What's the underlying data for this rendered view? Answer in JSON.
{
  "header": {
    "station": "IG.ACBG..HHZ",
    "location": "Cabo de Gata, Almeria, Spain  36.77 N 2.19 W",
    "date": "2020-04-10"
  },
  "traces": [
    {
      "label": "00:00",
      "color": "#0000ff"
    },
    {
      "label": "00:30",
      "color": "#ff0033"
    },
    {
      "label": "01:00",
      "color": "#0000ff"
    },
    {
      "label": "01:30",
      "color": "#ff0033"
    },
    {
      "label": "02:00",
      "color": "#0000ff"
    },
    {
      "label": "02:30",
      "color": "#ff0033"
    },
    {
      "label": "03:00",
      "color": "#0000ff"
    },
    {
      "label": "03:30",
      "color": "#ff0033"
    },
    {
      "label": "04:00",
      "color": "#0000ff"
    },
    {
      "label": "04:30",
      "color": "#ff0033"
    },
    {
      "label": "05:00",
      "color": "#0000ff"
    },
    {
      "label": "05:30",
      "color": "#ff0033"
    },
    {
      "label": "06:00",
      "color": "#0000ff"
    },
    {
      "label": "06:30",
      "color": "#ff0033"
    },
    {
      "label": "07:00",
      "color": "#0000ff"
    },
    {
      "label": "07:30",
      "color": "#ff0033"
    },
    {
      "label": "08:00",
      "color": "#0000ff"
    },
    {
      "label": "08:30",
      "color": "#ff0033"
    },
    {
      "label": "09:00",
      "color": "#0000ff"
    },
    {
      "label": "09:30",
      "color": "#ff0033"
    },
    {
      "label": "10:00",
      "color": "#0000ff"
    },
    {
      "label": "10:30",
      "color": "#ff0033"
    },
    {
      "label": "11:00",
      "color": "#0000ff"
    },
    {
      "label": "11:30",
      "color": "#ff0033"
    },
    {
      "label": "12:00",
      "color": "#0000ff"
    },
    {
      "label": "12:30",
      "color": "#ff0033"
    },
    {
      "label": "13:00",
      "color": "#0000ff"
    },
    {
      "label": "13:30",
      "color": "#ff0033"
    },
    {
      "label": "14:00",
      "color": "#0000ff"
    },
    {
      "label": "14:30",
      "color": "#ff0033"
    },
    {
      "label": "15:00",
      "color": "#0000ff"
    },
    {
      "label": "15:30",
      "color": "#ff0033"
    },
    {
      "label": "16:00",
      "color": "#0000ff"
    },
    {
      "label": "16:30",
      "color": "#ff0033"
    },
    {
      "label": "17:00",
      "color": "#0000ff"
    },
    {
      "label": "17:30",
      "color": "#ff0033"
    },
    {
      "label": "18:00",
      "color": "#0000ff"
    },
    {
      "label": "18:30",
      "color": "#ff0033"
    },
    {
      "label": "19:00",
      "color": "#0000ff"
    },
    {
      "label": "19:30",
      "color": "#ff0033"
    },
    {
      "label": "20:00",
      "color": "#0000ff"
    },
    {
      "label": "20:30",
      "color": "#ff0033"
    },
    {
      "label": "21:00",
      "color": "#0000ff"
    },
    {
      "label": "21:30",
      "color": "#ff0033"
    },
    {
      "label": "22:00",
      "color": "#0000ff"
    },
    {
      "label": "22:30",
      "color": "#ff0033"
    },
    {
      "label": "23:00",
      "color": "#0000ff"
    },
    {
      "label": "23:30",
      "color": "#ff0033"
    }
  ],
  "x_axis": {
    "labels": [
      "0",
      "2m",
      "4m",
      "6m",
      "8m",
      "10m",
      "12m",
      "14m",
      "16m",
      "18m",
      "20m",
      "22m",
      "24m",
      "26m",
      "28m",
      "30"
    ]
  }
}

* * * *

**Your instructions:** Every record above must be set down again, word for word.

**Response area:**
What's the underlying data for this rendered view? Answer in JSON.
{
  "header": {
    "station": "IG.ACBG..HHZ",
    "location": "Cabo de Gata, Almeria, Spain  36.77 N 2.19 W",
    "date": "2020-04-10"
  },
  "traces": [
    {
      "label": "00:00",
      "color": "#0000ff"
    },
    {
      "label": "00:30",
      "color": "#ff0033"
    },
    {
      "label": "01:00",
      "color": "#0000ff"
    },
    {
      "label": "01:30",
      "color": "#ff0033"
    },
    {
      "label": "02:00",
      "color": "#0000ff"
    },
    {
      "label": "02:30",
      "color": "#ff0033"
    },
    {
      "label": "03:00",
      "color": "#0000ff"
    },
    {
      "label": "03:30",
      "color": "#ff0033"
    },
    {
      "label": "04:00",
      "color": "#0000ff"
    },
    {
      "label": "04:30",
      "color": "#ff0033"
    },
    {
      "label": "05:00",
      "color": "#0000ff"
    },
    {
      "label": "05:30",
      "color": "#ff0033"
    },
    {
      "label": "06:00",
      "color": "#0000ff"
    },
    {
      "label": "06:30",
      "color": "#ff0033"
    },
    {
      "label": "07:00",
      "color": "#0000ff"
    },
    {
      "label": "07:30",
      "color": "#ff0033"
    },
    {
      "label": "08:00",
      "color": "#0000ff"
    },
    {
      "label": "08:30",
      "color": "#ff0033"
    },
    {
      "label": "09:00",
      "color": "#0000ff"
    },
    {
      "label": "09:30",
      "color": "#ff0033"
    },
    {
      "label": "10:00",
      "color": "#0000ff"
    },
    {
      "label": "10:30",
      "color": "#ff0033"
    },
    {
      "label": "11:00",
      "color": "#0000ff"
    },
    {
      "label": "11:30",
      "color": "#ff0033"
    },
    {
      "label": "12:00",
      "color": "#0000ff"
    },
    {
      "label": "12:30",
      "color": "#ff0033"
    },
    {
      "label": "13:00",
      "color": "#0000ff"
    },
    {
      "label": "13:30",
      "color": "#ff0033"
    },
    {
      "label": "14:00",
      "color": "#0000ff"
    },
    {
      "label": "14:30",
      "color": "#ff0033"
    },
    {
      "label": "15:00",
      "color": "#0000ff"
    },
    {
      "label": "15:30",
      "color": "#ff0033"
    },
    {
      "label": "16:00",
      "color": "#0000ff"
    },
    {
      "label": "16:30",
      "color": "#ff0033"
    },
    {
      "label": "17:00",
      "color": "#0000ff"
    },
    {
      "label": "17:30",
      "color": "#ff0033"
    },
    {
      "label": "18:00",
      "color": "#0000ff"
    },
    {
      "label": "18:30",
      "color": "#ff0033"
    },
    {
      "label": "19:00",
      "color": "#0000ff"
    },
    {
      "label": "19:30",
      "color": "#ff0033"
    },
    {
      "label": "20:00",
      "color": "#0000ff"
    },
    {
      "label": "20:30",
      "color": "#ff0033"
    },
    {
      "label": "21:00",
      "color": "#0000ff"
    },
    {
      "label": "21:30",
      "color": "#ff0033"
    },
    {
      "label": "22:00",
      "color": "#0000ff"
    },
    {
      "label": "22:30",
      "color": "#ff0033"
    },
    {
      "label": "23:00",
      "color": "#0000ff"
    },
    {
      "label": "23:30",
      "color": "#ff0033"
    }
  ],
  "x_axis": {
    "labels": [
      "0",
      "2m",
      "4m",
      "6m",
      "8m",
      "10m",
      "12m",
      "14m",
      "16m",
      "18m",
      "20m",
      "22m",
      "24m",
      "26m",
      "28m",
      "30"
    ]
  }
}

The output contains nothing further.